Inform the youth that our bodies let us know in much the same way when we are starting to feel hungry. How? Maybe our stomach growls, we get a headache, we become cranky or irritable, or feel tired or weak. It takes about 10-15 minutes once we have started eating for our bodies to notice the change. The feeling of fullness is the result of your brain reacting to chemicals and hormones that are released when you eat. Your brain can take up to 20 minutes to register these chemicals before you are signaled you are getting full. Therefore, it’s important to eat slowly enough to give ourselves time to adjust. Our bodies send signals that we’ve had enough, like our belly actually feeling a bit more filled up. If we eat too much too fast we can’t notice those cues until it is too late and we feel extremely full and uncomfortable.
Here’s a simple way to gauge before, during and after eating what state we’re in:
😐 = Pretty hungry, my stomach feels empty
🙂 = Just right! Not too hungry or too full; satisfied
🙁 = Too full, I ate too much
This language of hunger is different from the cravings we feel when we smell our favorite food or see something delicious looking in a magazine. That’s our thoughts telling us, “Wow…I sure would like to taste that,” no matter whether our body is hungry or not.
Being hungry is different from craving and we can teach ourselves to better listen to our bodies to know the difference.
Encourage young people to use the worksheet over the next several days to track their hunger and see what they notice. The more they practice this mindful approach, the more attuned they will become to their bodies’ food needs.
‘Tis the season to take note of your hunger cues

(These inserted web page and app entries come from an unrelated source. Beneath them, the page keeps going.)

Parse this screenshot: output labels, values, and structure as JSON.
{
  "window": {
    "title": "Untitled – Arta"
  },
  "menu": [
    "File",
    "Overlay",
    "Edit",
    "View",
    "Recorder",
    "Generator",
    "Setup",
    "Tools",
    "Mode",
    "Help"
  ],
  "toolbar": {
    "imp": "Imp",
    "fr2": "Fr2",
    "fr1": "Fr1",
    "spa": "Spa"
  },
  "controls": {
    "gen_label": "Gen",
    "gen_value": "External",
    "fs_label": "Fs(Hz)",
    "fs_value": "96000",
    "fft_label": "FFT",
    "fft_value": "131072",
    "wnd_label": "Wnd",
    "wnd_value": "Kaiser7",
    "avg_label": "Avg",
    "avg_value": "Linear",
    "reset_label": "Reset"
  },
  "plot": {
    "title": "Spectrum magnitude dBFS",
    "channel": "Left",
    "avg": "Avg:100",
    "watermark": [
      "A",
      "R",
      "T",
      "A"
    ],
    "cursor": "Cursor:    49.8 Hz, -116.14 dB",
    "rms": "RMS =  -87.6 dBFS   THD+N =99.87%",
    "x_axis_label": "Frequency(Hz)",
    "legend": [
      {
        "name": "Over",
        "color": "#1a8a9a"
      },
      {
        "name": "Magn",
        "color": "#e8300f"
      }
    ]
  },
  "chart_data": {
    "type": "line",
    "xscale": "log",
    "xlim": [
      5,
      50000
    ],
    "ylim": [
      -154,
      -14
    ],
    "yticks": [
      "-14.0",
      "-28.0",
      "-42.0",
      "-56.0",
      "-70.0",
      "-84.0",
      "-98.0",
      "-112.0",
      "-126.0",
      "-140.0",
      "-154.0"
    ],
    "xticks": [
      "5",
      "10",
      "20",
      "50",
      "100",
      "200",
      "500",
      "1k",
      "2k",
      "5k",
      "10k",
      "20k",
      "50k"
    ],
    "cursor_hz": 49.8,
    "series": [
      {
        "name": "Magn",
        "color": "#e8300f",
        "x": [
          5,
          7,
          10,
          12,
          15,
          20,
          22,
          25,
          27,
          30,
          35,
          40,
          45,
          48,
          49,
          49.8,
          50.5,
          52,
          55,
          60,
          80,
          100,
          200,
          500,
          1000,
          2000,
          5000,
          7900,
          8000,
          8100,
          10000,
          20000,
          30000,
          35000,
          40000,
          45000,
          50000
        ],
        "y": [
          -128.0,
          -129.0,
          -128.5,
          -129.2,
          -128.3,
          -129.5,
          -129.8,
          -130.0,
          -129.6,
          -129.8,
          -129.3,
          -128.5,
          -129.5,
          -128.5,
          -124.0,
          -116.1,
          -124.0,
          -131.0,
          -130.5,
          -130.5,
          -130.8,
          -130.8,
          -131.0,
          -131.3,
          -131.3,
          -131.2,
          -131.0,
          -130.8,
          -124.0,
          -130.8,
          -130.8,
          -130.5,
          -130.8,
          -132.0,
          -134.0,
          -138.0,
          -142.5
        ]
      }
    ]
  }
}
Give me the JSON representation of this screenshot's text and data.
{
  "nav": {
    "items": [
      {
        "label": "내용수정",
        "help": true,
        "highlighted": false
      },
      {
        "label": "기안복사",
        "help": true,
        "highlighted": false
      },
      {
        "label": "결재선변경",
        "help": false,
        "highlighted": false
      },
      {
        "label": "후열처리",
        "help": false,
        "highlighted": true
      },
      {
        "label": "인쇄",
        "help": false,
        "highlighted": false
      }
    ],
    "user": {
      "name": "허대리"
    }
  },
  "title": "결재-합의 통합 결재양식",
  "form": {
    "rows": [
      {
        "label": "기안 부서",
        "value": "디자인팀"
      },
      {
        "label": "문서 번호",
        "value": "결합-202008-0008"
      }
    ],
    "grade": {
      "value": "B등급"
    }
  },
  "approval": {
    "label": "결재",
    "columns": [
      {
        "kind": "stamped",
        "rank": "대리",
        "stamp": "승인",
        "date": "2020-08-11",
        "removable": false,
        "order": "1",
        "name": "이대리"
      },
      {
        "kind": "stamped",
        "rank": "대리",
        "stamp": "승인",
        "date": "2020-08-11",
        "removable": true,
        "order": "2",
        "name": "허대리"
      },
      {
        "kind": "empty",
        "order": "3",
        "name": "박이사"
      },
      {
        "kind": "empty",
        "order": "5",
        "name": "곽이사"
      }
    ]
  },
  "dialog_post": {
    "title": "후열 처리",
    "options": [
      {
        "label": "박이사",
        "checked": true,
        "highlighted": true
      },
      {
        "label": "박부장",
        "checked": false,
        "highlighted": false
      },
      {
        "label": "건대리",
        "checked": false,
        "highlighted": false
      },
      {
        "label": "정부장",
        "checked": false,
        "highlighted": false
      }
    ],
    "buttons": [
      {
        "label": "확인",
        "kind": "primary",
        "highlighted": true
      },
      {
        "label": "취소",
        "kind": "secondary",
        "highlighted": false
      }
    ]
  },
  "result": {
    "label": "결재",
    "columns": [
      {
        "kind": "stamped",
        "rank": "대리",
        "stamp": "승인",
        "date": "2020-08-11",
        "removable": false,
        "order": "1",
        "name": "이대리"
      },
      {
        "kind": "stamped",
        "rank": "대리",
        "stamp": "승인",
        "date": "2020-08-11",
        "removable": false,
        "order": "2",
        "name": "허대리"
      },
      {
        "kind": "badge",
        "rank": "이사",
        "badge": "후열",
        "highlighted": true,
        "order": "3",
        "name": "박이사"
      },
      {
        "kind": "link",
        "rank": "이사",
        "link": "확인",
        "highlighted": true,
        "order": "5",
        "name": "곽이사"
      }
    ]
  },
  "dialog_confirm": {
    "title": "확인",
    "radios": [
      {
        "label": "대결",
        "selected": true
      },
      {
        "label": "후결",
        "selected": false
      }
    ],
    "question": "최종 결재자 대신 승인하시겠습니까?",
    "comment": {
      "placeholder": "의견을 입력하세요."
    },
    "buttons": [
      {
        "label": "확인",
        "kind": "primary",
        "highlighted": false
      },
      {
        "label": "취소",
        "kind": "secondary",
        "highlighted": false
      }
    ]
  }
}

Hand out the Healthy Families Newsletter in English or Spanish, so that families can continue discussing the ways that young people know they are hungry and when they have eaten enough.